In February 1913, the ‘Unification of Pronunciation Conference’ was held in Beijing to examine and approve the standard pronunciation, known as ‘GuoYin’（國音）of over 6500 Chinese characters. Through a series of complicated voting, the version of Chinese we now know as ‘Mandarin’ was born. The voters hailed from all over China, many in fact preferring to speak Cantonese or Sichuanese (amongst others), yet the final result resembles most closely what was spoken in Beijing at the time.
From 1955 onwards, Mandarin was referred to as Putonghua（普通話）, meaning ‘common’ （普）and ‘universal’（通）.
The then-Head Minister of Ministry of Education Zhang Xiruo said at the time:
The common language of the Han nationality has long existed. Now it is named Putonghua. It needs to be further regulated and standardised. This is Mandarin with the northern dialect as the base dialect and Beijing phonetics as the standard pronunciation.

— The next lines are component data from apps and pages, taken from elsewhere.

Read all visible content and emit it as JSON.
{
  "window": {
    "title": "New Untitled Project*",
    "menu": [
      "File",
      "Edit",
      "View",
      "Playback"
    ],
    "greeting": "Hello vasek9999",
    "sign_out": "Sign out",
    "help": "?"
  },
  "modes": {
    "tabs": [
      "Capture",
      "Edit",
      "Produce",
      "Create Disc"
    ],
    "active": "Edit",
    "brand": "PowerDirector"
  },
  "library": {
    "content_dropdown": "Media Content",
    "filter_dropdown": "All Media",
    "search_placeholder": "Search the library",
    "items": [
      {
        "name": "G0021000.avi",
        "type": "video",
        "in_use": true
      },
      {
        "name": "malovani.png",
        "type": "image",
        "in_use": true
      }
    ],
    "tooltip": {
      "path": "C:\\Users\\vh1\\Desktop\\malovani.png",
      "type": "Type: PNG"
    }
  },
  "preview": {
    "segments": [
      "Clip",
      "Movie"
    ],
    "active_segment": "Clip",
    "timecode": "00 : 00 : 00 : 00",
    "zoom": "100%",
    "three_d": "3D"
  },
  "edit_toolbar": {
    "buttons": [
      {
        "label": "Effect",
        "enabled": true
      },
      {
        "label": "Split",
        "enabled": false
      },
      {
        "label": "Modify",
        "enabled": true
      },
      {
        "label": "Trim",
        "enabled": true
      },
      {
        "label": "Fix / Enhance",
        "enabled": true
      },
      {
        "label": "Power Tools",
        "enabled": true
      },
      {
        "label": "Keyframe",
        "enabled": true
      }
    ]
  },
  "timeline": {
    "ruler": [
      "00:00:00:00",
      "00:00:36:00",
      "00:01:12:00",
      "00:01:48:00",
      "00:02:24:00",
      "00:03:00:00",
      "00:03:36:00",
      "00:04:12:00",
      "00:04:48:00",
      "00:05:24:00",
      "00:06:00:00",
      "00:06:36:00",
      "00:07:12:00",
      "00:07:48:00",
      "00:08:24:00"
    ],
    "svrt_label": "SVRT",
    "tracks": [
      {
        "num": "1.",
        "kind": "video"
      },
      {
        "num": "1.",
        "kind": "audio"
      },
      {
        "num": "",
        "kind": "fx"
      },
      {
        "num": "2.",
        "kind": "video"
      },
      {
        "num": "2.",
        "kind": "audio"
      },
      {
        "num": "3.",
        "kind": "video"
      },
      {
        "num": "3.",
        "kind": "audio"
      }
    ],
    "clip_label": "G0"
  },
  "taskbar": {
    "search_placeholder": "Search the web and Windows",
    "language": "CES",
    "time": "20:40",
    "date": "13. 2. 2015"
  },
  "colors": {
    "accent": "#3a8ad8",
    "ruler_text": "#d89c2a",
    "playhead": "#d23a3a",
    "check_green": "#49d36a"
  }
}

For simplicity, this national common language can also be called Putonghua.
In 1982, only 40 years ago, Beijing enacted the ‘Tuipu policy’, whose purpose is to make Putonghua the nation’s only language. This has numerous advantages for the country’s economy and leadership, creating a homogenous society across China’s enormous landmass and simplifying trade, communication, education, and much more.
It was a logical move to boost economic development which China so desperately needed at the time in order to catch up with the developed nations of the world. But at what cost to the diversity of ethnic cultures and local identity? What’s more, with the rise of technology and seamless translation software now readily available, is communication in different languages even a hindrance to economic development anymore?
We at Into23 would argue that a language barrier creates a competitive advantage for those willing to put in the effort to localise their products. As a result Into23 has built relationships with hundreds of incredible companies expanding into and out-of China. All of whom understand the importance of language as a cultural identifier, and are working hard to solidify their presence in their local area through accurate translocalisation thanks to Into23.
This idea of localising communication is particularly prevalent in Cantonese-speaking Hong Kong, where many, especially young people, are beginning to question their Chinese identity. An annual poll run by the University of Hong Kong found that even though the proportion of the population that can speak mandarin fluently has doubled since the handover in 1997, only 31% of people said they felt proud to be Chinese nationals, the lowest ever recorded. In fact, according to Chan Shui-duen, a professor of Chinese and Bilingual Studies at the Hong Kong Polytechnic University, many young people “just reject it”.
The streets of Hong Kong, where both Mandarin and Cantonese are equally prevalent.
Against this backdrop, it is understandable that Cantonese is not just surviving but actually thriving. According to linguistics expert Lau Chaak-ming, businesses are picking up on the importance of playing to the local Cantonese identity. Writing in vernacular Cantonese (as opposed to standard Chinese) has increasingly appeared in public advertisements, magazines and other targeted media in the last 10 years, even “greatly accelerating” in the last four years.
60 million Cantonese speakers worldwide is a very considerable audience and as such should be considered when moving in to the China market. Translating your content from standard Chinese to vernacular Cantonese is often the difference between your product launch succeeding and failing.
Whether you are just curious or looking for multimedia localisation services, audio and video transcription services, E-learning translation services, website localisation, or indeed any kind of written or spoken translocalisation, please fill in the contact form and we would be happy to discuss the intricacies of translocalisation for multilingual Asian audiences.